CRM companies and vendors alike like to paint a rosy picture that if you implement CRM you will see more sales, longer customer retention, and higher customer satisfaction ratings. The list of CRM promises is endless. In fact, some online CRM systems purport that CRM is so simple you can “do-it-yourself” for just $120 per month per user. Simply upload your customer list and you will have CRM success.
The reality is quite different. CRM implementations are frequently fraught with user frustrations, poor performance, and failure meet ROI estimates. This is really no different than the promises made by the manufactures of microwave ovens in the late 70s: “Buy a microwave oven and you will have more time to enjoy doing the things you want, rather than spending time in the kitchen.” Did it work? No!
Seriously, does anyone truly believe they can implement software and see a 20% increase in their bottom line, or a 50% increase in favorable customer satisfaction ratings? Really? Software?
Here is are just two reasons why it takes more than software for CRM to be successful:
Unless everyone (and I mean everyone) in the organization embraces your CRM strategy and changes their beliefs on the importance of the customer, your company will look much the same after the CRM implementation as it did before.
It is critical that your CRM system become a vital part of everyone’s processes (once again I highlight the word everyone, yes, this means you Mr. CEO and you Sales Manager). This means that for CRM to be successful, it must fit into each person’s daily routine, and deliver the right information at the appropriate time. Weekly updates to CRM, or expecting and over-the-road sales person to remember his or her daily activities and record them at night in a hotel must be thing of the past. Sporadic updates to CRM does not equal successful integration into your companies processes.
New customers sometimes ask if I guarantee results, and I will, if I am in charge of hiring and firing. You see, you can’t implement CRM to change culture in your organization, but you must change culture in your organization to implement CRM successfully.

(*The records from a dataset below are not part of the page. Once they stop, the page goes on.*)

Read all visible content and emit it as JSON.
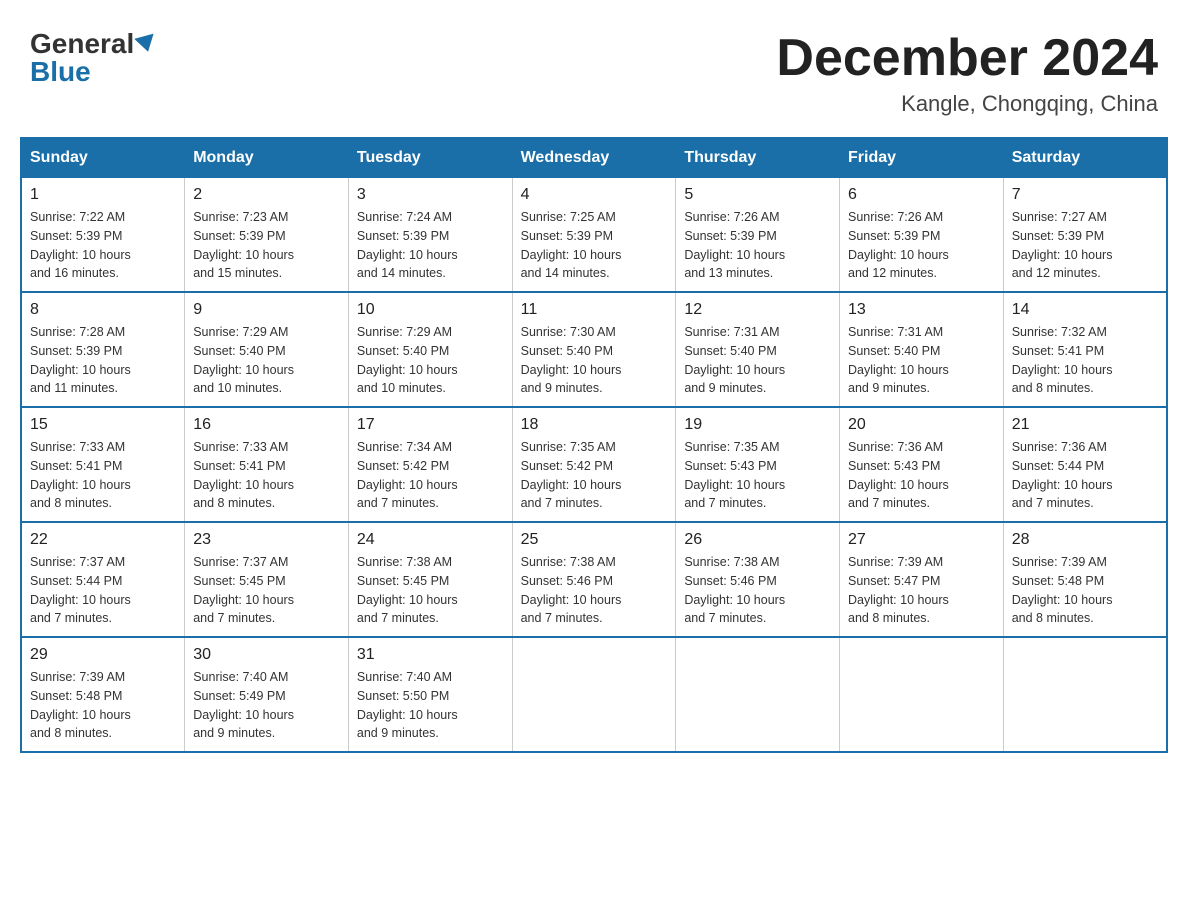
{
  "header": {
    "logo_general": "General",
    "logo_blue": "Blue",
    "month_title": "December 2024",
    "location": "Kangle, Chongqing, China"
  },
  "days_of_week": [
    "Sunday",
    "Monday",
    "Tuesday",
    "Wednesday",
    "Thursday",
    "Friday",
    "Saturday"
  ],
  "weeks": [
    [
      {
        "day": "1",
        "sunrise": "7:22 AM",
        "sunset": "5:39 PM",
        "daylight": "10 hours and 16 minutes."
      },
      {
        "day": "2",
        "sunrise": "7:23 AM",
        "sunset": "5:39 PM",
        "daylight": "10 hours and 15 minutes."
      },
      {
        "day": "3",
        "sunrise": "7:24 AM",
        "sunset": "5:39 PM",
        "daylight": "10 hours and 14 minutes."
      },
      {
        "day": "4",
        "sunrise": "7:25 AM",
        "sunset": "5:39 PM",
        "daylight": "10 hours and 14 minutes."
      },
      {
        "day": "5",
        "sunrise": "7:26 AM",
        "sunset": "5:39 PM",
        "daylight": "10 hours and 13 minutes."
      },
      {
        "day": "6",
        "sunrise": "7:26 AM",
        "sunset": "5:39 PM",
        "daylight": "10 hours and 12 minutes."
      },
      {
        "day": "7",
        "sunrise": "7:27 AM",
        "sunset": "5:39 PM",
        "daylight": "10 hours and 12 minutes."
      }
    ],
    [
      {
        "day": "8",
        "sunrise": "7:28 AM",
        "sunset": "5:39 PM",
        "daylight": "10 hours and 11 minutes."
      },
      {
        "day": "9",
        "sunrise": "7:29 AM",
        "sunset": "5:40 PM",
        "daylight": "10 hours and 10 minutes."
      },
      {
        "day": "10",
        "sunrise": "7:29 AM",
        "sunset": "5:40 PM",
        "daylight": "10 hours and 10 minutes."
      },
      {
        "day": "11",
        "sunrise": "7:30 AM",
        "sunset": "5:40 PM",
        "daylight": "10 hours and 9 minutes."
      },
      {
        "day": "12",
        "sunrise": "7:31 AM",
        "sunset": "5:40 PM",
        "daylight": "10 hours and 9 minutes."
      },
      {
        "day": "13",
        "sunrise": "7:31 AM",
        "sunset": "5:40 PM",
        "daylight": "10 hours and 9 minutes."
      },
      {
        "day": "14",
        "sunrise": "7:32 AM",
        "sunset": "5:41 PM",
        "daylight": "10 hours and 8 minutes."
      }
    ],
    [
      {
        "day": "15",
        "sunrise": "7:33 AM",
        "sunset": "5:41 PM",
        "daylight": "10 hours and 8 minutes."
      },
      {
        "day": "16",
        "sunrise": "7:33 AM",
        "sunset": "5:41 PM",
        "daylight": "10 hours and 8 minutes."
      },
      {
        "day": "17",
        "sunrise": "7:34 AM",
        "sunset": "5:42 PM",
        "daylight": "10 hours and 7 minutes."
      },
      {
        "day": "18",
        "sunrise": "7:35 AM",
        "sunset": "5:42 PM",
        "daylight": "10 hours and 7 minutes."
      },
      {
        "day": "19",
        "sunrise": "7:35 AM",
        "sunset": "5:43 PM",
        "daylight": "10 hours and 7 minutes."
      },
      {
        "day": "20",
        "sunrise": "7:36 AM",
        "sunset": "5:43 PM",
        "daylight": "10 hours and 7 minutes."
      },
      {
        "day": "21",
        "sunrise": "7:36 AM",
        "sunset": "5:44 PM",
        "daylight": "10 hours and 7 minutes."
      }
    ],
    [
      {
        "day": "22",
        "sunrise": "7:37 AM",
        "sunset": "5:44 PM",
        "daylight": "10 hours and 7 minutes."
      },
      {
        "day": "23",
        "sunrise": "7:37 AM",
        "sunset": "5:45 PM",
        "daylight": "10 hours and 7 minutes."
      },
      {
        "day": "24",
        "sunrise": "7:38 AM",
        "sunset": "5:45 PM",
        "daylight": "10 hours and 7 minutes."
      },
      {
        "day": "25",
        "sunrise": "7:38 AM",
        "sunset": "5:46 PM",
        "daylight": "10 hours and 7 minutes."
      },
      {
        "day": "26",
        "sunrise": "7:38 AM",
        "sunset": "5:46 PM",
        "daylight": "10 hours and 7 minutes."
      },
      {
        "day": "27",
        "sunrise": "7:39 AM",
        "sunset": "5:47 PM",
        "daylight": "10 hours and 8 minutes."
      },
      {
        "day": "28",
        "sunrise": "7:39 AM",
        "sunset": "5:48 PM",
        "daylight": "10 hours and 8 minutes."
      }
    ],
    [
      {
        "day": "29",
        "sunrise": "7:39 AM",
        "sunset": "5:48 PM",
        "daylight": "10 hours and 8 minutes."
      },
      {
        "day": "30",
        "sunrise": "7:40 AM",
        "sunset": "5:49 PM",
        "daylight": "10 hours and 9 minutes."
      },
      {
        "day": "31",
        "sunrise": "7:40 AM",
        "sunset": "5:50 PM",
        "daylight": "10 hours and 9 minutes."
      },
      null,
      null,
      null,
      null
    ]
  ],
  "labels": {
    "sunrise": "Sunrise:",
    "sunset": "Sunset:",
    "daylight": "Daylight:"
  }
}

Before you write off your current CRM system and invest in another which promises more success, take a look at what you did to ensure CRM success. The problem may not be the software.
If you are looking for a second (or third) opinion on the direction of CRM in your company, I’d be happy to help.